• [Instructions for the task] Take the data and return it in full. Change nothing.
───
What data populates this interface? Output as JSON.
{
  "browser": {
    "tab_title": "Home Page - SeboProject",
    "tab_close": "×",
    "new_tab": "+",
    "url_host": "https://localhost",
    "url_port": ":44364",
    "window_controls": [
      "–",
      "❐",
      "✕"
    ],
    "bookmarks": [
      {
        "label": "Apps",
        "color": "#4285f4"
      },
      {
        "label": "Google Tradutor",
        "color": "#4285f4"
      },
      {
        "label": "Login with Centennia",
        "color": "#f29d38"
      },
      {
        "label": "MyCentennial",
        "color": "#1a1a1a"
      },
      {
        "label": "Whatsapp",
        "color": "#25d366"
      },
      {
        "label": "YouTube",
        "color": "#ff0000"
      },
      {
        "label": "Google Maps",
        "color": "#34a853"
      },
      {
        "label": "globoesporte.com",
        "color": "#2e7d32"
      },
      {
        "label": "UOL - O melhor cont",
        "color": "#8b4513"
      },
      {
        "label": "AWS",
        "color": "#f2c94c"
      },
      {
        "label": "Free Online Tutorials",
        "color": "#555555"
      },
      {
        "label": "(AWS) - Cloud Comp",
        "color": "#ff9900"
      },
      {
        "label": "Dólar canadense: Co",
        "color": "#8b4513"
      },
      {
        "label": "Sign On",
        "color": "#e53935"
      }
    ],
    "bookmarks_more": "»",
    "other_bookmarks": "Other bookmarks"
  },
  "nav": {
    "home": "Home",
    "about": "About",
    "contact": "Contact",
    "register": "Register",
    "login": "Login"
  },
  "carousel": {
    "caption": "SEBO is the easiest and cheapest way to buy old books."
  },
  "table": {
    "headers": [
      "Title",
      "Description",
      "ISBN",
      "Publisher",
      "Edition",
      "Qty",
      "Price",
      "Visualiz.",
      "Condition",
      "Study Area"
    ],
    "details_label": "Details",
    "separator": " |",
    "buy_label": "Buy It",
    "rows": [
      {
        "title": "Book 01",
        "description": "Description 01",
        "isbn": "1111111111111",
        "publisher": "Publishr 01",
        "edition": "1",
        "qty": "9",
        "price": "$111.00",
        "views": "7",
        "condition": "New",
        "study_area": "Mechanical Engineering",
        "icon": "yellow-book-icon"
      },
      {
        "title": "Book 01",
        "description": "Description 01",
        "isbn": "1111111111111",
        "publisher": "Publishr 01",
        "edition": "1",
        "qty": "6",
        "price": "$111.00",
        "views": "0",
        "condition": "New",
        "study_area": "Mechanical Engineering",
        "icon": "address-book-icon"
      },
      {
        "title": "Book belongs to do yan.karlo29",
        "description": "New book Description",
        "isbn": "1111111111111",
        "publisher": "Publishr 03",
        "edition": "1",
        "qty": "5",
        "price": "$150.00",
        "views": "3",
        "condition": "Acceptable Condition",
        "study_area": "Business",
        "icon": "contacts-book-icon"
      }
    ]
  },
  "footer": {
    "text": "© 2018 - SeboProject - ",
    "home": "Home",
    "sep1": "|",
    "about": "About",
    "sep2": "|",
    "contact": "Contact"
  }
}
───
• [Solution]
What data populates this interface? Output as JSON.
{
  "browser": {
    "tab_title": "Home Page - SeboProject",
    "tab_close": "×",
    "new_tab": "+",
    "url_host": "https://localhost",
    "url_port": ":44364",
    "window_controls": [
      "–",
      "❐",
      "✕"
    ],
    "bookmarks": [
      {
        "label": "Apps",
        "color": "#4285f4"
      },
      {
        "label": "Google Tradutor",
        "color": "#4285f4"
      },
      {
        "label": "Login with Centennia",
        "color": "#f29d38"
      },
      {
        "label": "MyCentennial",
        "color": "#1a1a1a"
      },
      {
        "label": "Whatsapp",
        "color": "#25d366"
      },
      {
        "label": "YouTube",
        "color": "#ff0000"
      },
      {
        "label": "Google Maps",
        "color": "#34a853"
      },
      {
        "label": "globoesporte.com",
        "color": "#2e7d32"
      },
      {
        "label": "UOL - O melhor cont",
        "color": "#8b4513"
      },
      {
        "label": "AWS",
        "color": "#f2c94c"
      },
      {
        "label": "Free Online Tutorials",
        "color": "#555555"
      },
      {
        "label": "(AWS) - Cloud Comp",
        "color": "#ff9900"
      },
      {
        "label": "Dólar canadense: Co",
        "color": "#8b4513"
      },
      {
        "label": "Sign On",
        "color": "#e53935"
      }
    ],
    "bookmarks_more": "»",
    "other_bookmarks": "Other bookmarks"
  },
  "nav": {
    "home": "Home",
    "about": "About",
    "contact": "Contact",
    "register": "Register",
    "login": "Login"
  },
  "carousel": {
    "caption": "SEBO is the easiest and cheapest way to buy old books."
  },
  "table": {
    "headers": [
      "Title",
      "Description",
      "ISBN",
      "Publisher",
      "Edition",
      "Qty",
      "Price",
      "Visualiz.",
      "Condition",
      "Study Area"
    ],
    "details_label": "Details",
    "separator": " |",
    "buy_label": "Buy It",
    "rows": [
      {
        "title": "Book 01",
        "description": "Description 01",
        "isbn": "1111111111111",
        "publisher": "Publishr 01",
        "edition": "1",
        "qty": "9",
        "price": "$111.00",
        "views": "7",
        "condition": "New",
        "study_area": "Mechanical Engineering",
        "icon": "yellow-book-icon"
      },
      {
        "title": "Book 01",
        "description": "Description 01",
        "isbn": "1111111111111",
        "publisher": "Publishr 01",
        "edition": "1",
        "qty": "6",
        "price": "$111.00",
        "views": "0",
        "condition": "New",
        "study_area": "Mechanical Engineering",
        "icon": "address-book-icon"
      },
      {
        "title": "Book belongs to do yan.karlo29",
        "description": "New book Description",
        "isbn": "1111111111111",
        "publisher": "Publishr 03",
        "edition": "1",
        "qty": "5",
        "price": "$150.00",
        "views": "3",
        "condition": "Acceptable Condition",
        "study_area": "Business",
        "icon": "contacts-book-icon"
      }
    ]
  },
  "footer": {
    "text": "© 2018 - SeboProject - ",
    "home": "Home",
    "sep1": "|",
    "about": "About",
    "sep2": "|",
    "contact": "Contact"
  }
}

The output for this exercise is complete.